Study: Men Are the Real Shopaholics


Contrary to popular belief, women may not necessarily be the ones with the shopping problem. According to a British poll of 2,000 people, men spend significantly more than women on impulse buys approximately 25 a week on unplanned items vs. a woman’s 19 per week. To get even more specific, the study found that men spend more on things like food, beer and DVDs than women spend on clothes, magazines and toiletries.

While I’m sure the research may not be completely flawless, the findings do make a lot of sense when you really think about it. We [women] get a bad rep because we spend more time scouring online sites and stores for deals, but men would rather spend more money on higher valued items than have to deal with taking the time to find the sale.

The study also found that over an adult lifetime about 70,217.28 will be spent on trying to satisfy this overwhelming urge we men and women have to shop. Since I’ve often been scolded for my impulsiveness, I can definitely relate to this stat as I’m sure many of you can. And it’s not just on clothes and shoes I can walk into a freakin’ pet store and somehow manage to spend money… and I don’t even have a pet.

Whether your a guy or a girl, the fact of the matter is that our society has developed this incessant need to acquire stuff. I don’t know if anyone has the right answers as to why, but here are a few professional theories:

Emotional Shopaholics
“During shopping jaunts, a brain area called the nucleus accumbens floods with dopamine, the same chemical that’s released during sex and cocaine use….Members of this subgroup often use splurges to fill a perceived hole in their lives.” April Lane Benson, Ph.D.

Bipolar Shopaholics
“Out-of-control spending is the primary presenting symptom of mania… Manic shoppers persist in their high mood, treating a spiraling spending spree like a meth binge.” Lorrin Koran, Ph.D.

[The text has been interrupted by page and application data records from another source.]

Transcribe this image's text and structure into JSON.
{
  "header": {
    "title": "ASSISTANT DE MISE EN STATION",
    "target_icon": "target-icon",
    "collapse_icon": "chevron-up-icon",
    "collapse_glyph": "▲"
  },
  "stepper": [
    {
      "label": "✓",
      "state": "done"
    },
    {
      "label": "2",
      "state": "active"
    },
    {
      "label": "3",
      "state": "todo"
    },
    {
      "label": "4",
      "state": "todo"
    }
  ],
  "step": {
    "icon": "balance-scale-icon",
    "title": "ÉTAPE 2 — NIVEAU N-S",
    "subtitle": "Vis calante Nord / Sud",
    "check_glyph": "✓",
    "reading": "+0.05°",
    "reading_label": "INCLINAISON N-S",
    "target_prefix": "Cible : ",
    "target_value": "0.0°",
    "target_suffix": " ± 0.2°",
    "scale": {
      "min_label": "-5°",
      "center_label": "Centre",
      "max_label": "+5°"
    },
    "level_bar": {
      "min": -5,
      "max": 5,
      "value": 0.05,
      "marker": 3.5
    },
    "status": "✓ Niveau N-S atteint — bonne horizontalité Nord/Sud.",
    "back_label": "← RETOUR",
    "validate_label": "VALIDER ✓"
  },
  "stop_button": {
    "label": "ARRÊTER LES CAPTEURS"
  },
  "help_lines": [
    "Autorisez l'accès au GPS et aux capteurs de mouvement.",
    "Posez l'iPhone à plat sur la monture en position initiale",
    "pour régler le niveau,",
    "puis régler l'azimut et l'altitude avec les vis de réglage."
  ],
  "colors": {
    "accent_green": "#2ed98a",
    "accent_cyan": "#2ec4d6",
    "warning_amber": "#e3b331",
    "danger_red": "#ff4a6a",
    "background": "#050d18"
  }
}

Obsessive Shopaholics
These are the people who need to have 10 of the same shirt. They shop in order to feel that everything is okay, experiencing “intrusive, senseless thoughts” that compel them to shop. April Lane Benson, Ph.D.

Promoted Stories